#### [Aim of the task]
Without any change, set down every record below.

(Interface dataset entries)
--- START ---
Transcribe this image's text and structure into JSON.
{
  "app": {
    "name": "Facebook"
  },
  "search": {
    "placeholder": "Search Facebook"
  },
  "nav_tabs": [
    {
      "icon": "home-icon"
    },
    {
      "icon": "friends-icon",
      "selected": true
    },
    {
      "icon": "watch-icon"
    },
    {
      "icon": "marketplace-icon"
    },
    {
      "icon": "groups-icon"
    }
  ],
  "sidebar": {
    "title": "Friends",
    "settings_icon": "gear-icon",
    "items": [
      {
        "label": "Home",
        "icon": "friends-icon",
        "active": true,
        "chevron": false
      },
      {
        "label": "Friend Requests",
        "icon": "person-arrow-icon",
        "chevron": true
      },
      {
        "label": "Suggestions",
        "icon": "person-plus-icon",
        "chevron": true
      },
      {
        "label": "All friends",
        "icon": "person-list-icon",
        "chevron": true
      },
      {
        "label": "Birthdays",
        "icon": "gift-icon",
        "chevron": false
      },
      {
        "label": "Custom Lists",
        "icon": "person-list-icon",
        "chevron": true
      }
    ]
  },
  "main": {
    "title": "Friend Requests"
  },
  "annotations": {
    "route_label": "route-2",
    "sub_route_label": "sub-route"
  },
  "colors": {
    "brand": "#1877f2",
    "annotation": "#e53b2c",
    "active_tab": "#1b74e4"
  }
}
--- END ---
#### [Answer]
Transcribe this image's text and structure into JSON.
{
  "app": {
    "name": "Facebook"
  },
  "search": {
    "placeholder": "Search Facebook"
  },
  "nav_tabs": [
    {
      "icon": "home-icon"
    },
    {
      "icon": "friends-icon",
      "selected": true
    },
    {
      "icon": "watch-icon"
    },
    {
      "icon": "marketplace-icon"
    },
    {
      "icon": "groups-icon"
    }
  ],
  "sidebar": {
    "title": "Friends",
    "settings_icon": "gear-icon",
    "items": [
      {
        "label": "Home",
        "icon": "friends-icon",
        "active": true,
        "chevron": false
      },
      {
        "label": "Friend Requests",
        "icon": "person-arrow-icon",
        "chevron": true
      },
      {
        "label": "Suggestions",
        "icon": "person-plus-icon",
        "chevron": true
      },
      {
        "label": "All friends",
        "icon": "person-list-icon",
        "chevron": true
      },
      {
        "label": "Birthdays",
        "icon": "gift-icon",
        "chevron": false
      },
      {
        "label": "Custom Lists",
        "icon": "person-list-icon",
        "chevron": true
      }
    ]
  },
  "main": {
    "title": "Friend Requests"
  },
  "annotations": {
    "route_label": "route-2",
    "sub_route_label": "sub-route"
  },
  "colors": {
    "brand": "#1877f2",
    "annotation": "#e53b2c",
    "active_tab": "#1b74e4"
  }
}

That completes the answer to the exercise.